__Exercise instructions__: Among the entries below, find the lines holding "shelf" and copy them.
+ + + + + + +
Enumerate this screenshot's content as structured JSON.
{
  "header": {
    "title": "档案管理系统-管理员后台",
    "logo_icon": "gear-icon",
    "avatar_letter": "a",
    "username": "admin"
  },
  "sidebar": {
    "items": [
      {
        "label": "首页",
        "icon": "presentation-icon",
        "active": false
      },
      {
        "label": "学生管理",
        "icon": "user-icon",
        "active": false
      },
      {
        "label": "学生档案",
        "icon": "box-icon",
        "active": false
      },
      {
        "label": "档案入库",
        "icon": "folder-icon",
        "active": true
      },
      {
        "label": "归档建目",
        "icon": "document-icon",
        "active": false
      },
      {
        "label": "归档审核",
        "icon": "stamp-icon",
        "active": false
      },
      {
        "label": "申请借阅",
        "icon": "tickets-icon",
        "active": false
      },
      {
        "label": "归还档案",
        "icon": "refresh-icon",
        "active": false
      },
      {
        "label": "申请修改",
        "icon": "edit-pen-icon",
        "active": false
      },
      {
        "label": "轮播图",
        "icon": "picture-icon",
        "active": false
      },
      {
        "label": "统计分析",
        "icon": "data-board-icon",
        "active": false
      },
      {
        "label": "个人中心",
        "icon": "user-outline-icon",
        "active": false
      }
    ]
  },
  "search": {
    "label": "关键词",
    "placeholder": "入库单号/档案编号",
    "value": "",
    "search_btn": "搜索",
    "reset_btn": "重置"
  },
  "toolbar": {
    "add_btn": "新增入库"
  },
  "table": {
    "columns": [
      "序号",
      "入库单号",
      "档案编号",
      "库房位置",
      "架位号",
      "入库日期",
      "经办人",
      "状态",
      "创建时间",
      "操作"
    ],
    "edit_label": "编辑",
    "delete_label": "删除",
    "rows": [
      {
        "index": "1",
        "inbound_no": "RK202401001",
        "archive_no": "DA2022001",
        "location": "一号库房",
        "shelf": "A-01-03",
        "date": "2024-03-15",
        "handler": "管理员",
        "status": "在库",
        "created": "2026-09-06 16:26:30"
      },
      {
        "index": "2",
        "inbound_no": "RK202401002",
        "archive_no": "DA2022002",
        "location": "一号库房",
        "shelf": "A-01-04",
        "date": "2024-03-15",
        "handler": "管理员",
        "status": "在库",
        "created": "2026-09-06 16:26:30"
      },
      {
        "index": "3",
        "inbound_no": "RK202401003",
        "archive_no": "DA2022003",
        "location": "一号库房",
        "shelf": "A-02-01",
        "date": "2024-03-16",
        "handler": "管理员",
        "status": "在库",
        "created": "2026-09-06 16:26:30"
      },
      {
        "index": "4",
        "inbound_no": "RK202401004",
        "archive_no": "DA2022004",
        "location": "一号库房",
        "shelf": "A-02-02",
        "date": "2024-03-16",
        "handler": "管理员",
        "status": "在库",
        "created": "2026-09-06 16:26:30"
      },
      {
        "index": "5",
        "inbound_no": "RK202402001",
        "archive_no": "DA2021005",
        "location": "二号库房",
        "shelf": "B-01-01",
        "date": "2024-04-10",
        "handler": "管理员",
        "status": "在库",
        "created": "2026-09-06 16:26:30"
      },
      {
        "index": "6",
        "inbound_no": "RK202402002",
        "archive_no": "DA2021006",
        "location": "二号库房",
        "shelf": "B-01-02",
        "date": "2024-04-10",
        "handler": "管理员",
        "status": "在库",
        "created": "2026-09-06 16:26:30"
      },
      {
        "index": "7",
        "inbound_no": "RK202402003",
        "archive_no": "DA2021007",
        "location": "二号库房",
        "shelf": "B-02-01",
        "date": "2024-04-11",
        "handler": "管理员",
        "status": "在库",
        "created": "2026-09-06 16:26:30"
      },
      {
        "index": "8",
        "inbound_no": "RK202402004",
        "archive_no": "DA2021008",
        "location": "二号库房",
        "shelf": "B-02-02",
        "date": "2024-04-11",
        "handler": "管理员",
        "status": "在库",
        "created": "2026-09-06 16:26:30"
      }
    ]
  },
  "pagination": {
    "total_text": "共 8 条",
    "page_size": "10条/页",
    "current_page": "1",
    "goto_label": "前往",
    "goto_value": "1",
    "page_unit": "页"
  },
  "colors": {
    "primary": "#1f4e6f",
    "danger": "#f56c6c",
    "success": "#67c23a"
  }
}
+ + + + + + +
__Answer area__:
        "shelf": "A-01-03",
        "shelf": "A-01-04",
        "shelf": "A-02-01",
        "shelf": "A-02-02",
        "shelf": "B-01-01",
        "shelf": "B-01-02",
        "shelf": "B-02-01",
        "shelf": "B-02-02",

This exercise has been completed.